St. Moritz, Switzerland – While Thursday was sunny and warm at the FIS Alpine World Ski Championships in St. Moritz, the bright sun hid for most of Friday’s giant slalom race—proving chillier with tough visibility. Many men struggled with the flat light and falling snow, but you couldn’t see that in Marcel Hirscher’s run, who, after finishing second to Ted Ligety in the last two World Championships giant slaloms and with Ligety out for the season, finally took his first GS gold today. Behind him by 0.25 seconds, his teammate Roland “Roli” Leitinger was second and Leif Kristian Haugen of Norway third.
It is Hirscher’s second medal in St. Moritz, after taking silver in the alpine combined.
“I’m very tired at the moment but unbelievable feelings, one of the toughest races we had this season so far, and I’m very thankful for this,” said Hirscher. “The GS was the gold medal that I had yet to win so today’s race had great meaning for me. I’m also really happy for Roland, he’s worked hard for this and to share the podium.”
It was the first ever podium of Leitinger’s career, whose best World Cup result is sixth in Soelden in 2015. He had yet to crack the top-10 this season. Haugen also enjoyed his first time in the limelight of the podium.
“Amazing, it is my first podium and to get it in the world Championships is amazing,” said Haugen. I was really on my limit and I was nervous. I’ve been close to the top three the last few seasons but couldn’t crack it, so it’s great to do it today.”
Haugen finished fourth in the parallel GS earlier this season in Alta Badia and was also fourth in the Kitzbuehel slalom.
David Chodounsky, of Crested Butte, Colo., was the top American in 11th. Known as a slalom specialist, Chodounsky put down the third-fastest second run in the GS, skiing with smart tactics and holding a clean edge on a difficult surface. He came down in a fit of excitement, with this result bettering all of his World Cup GS finishes.
“I’m really happy with the run,” said Chodounsky. “I skied well. I consider slalom better for me, but I’m really happy with how my GS is, especially here right now. It would have been nice to be top 10—it was very close—but I’ll take it, I’m happy.”
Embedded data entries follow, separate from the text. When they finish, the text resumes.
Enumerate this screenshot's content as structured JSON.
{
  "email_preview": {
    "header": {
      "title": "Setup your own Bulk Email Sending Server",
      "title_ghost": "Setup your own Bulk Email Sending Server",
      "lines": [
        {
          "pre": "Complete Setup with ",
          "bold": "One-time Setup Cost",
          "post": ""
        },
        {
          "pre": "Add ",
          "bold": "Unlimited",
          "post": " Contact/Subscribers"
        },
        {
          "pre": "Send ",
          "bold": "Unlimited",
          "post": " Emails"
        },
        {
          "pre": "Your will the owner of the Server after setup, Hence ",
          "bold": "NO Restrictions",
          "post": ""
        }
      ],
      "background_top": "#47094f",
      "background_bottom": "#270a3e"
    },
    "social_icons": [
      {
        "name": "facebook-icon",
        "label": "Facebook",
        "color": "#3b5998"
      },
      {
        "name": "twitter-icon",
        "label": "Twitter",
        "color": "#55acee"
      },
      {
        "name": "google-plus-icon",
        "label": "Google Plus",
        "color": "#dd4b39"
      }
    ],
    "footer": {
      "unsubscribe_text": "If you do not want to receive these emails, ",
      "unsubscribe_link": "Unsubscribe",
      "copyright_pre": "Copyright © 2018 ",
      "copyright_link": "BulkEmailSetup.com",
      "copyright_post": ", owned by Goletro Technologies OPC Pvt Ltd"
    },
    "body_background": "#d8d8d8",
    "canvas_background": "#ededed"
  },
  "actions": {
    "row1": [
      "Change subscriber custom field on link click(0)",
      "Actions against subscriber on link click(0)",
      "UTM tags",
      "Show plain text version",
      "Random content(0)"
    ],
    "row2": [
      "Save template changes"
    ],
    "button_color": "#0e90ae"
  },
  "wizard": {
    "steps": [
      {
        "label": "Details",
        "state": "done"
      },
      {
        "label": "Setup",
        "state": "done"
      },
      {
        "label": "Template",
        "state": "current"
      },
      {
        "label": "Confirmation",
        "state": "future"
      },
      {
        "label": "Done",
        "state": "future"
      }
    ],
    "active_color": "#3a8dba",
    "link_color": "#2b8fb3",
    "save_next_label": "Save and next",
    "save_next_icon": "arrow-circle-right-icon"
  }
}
Ryan Cochran-Siegle, of Starksboro, Vt., was the only other American finisher to make second run, taking 25th. Both Tommy Ford (Bend, Ore.) and Tim Jitloff (Park City, Utah) did not finish first run.
During today’s training of the PC-7 Swiss air team at 11:30 CET in the finish area of Salastrains, one of the planes touched the wing cam cable camera. This caused a tear in the cable, causing the camera to fall down. No one was hurt in the incident, and the plane landed safely at the regional airport in Samedan. For security reasons, the operation of the chairlift was briefly stopped. This caused the second run to be postponed by 30 minutes.
The men have just one more event of the 2017 World Championships in St. Moritz: a slalom on Sunday. Chodounsky will be going for a top spot, fueled by his confidence in the giant slalom.
FIS Alpine World Ski Championships
St. Moritz, Switzerland – Feb. 17, 2017
Men’s Giant Slalom
|Rank||Name||Nation||Run 1||Run 2||Total Time||Diff.||FIS Points|
|3||HAUGEN Leif Kristian||NOR||1:07.27||1:06.75||2:14.02||+0.71||5.22|